Yesterday I ran my first-ever 5k road race. In the grand scheme of things, running a 5k race is far from a major accomplishment. But in the grand scheme of my things it was.
“I suck at running.” That’s what I told myself for years, and it served as the perfect rationale for why I shouldn’t even bother trying. Over a year ago I had purchased some expensive shoes and some high-tech clothing designed to keep me dry. What I couldn’t purchase was the motivation to really try.
I went out a few times. My legs hurt. I would often speak to God, asking for the strength and stamina to get to the next telephone pole. Yes, I guess I really wasn’t good at running and now I had some current data to base my conclusion upon.
A couple of months ago I revisited running. This time I brought a better attitude on the road with me. I’d been reflecting upon life and noticed a pattern where I’d enthusiastically jump into a new hobby or activity and then slowly watch the excitement fade away.
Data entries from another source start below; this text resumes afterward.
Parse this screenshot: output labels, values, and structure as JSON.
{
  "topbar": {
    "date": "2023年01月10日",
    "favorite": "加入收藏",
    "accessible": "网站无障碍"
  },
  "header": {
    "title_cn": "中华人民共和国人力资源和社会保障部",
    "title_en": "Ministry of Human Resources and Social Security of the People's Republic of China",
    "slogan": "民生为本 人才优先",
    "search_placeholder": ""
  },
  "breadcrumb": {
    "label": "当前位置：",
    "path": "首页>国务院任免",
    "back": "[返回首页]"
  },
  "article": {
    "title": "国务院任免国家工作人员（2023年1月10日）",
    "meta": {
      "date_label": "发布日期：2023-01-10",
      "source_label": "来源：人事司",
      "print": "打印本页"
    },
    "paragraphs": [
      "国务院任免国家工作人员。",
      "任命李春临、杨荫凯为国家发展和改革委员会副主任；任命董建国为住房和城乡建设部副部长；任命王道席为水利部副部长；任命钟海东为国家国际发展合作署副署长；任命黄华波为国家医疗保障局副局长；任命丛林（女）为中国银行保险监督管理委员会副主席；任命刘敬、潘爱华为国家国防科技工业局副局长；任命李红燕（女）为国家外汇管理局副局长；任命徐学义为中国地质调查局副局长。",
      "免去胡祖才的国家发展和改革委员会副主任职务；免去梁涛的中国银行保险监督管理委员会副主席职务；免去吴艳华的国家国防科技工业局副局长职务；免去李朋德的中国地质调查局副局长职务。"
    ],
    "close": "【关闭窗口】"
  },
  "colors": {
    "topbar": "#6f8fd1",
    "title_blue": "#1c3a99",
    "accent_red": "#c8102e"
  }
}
The dust-covered guitars hanging on the wall were daily reminders. It was time to lace up the Asics and decide once and for all if running was something I could commit to or if it was just another example of a well-intentioned good idea dying a slow and painless death.
So I started running. This time, though, I didn’t get discouraged with running between mailboxes and having to stop to catch my breath. I stuck with it. Each time out was a little better, which made me look forward to the next time out, each run a little longer than the last.
It’s been said the most important part of goal setting is who you become in the process. It’s the new habits, the focus, and the discipline developed along the way. I found myself eating better, getting more rest, and getting up much earlier. I’m usually out of the house by 4:30 AM these days, my high-tech clothing accessorized with a reflective vest and an LED headlamp flashlight illuminating the road in front of me. On a clear fall morning the dark sky is the backdrop to the glow of the moon and constellations I’ve long since forgotten the names of. An amazing start to the brand new day.
It’s not just about running. It’s who I have become in the process.
Going through life with the habits, focus, and discipline you need in order to start living your life the way you’d been longing to is quite empowering. The momentum of accomplishment after running 7 miles before most of the neighborhood has woken up carries over into the rest of the day.
Momentum plays such an important part of everyday life. Ever notice how good days tend to get better while bad days usually get worse?
What is it you can do to generate the positive momentum in your life to take you from where you are to where you want to be? What are the habits, focus, and disciplines you need to embrace in order to bring the ultimate version of you to life? Small changes often yield the greatest results.
Think about it.
Then make it happen.
It’s a great day to be you!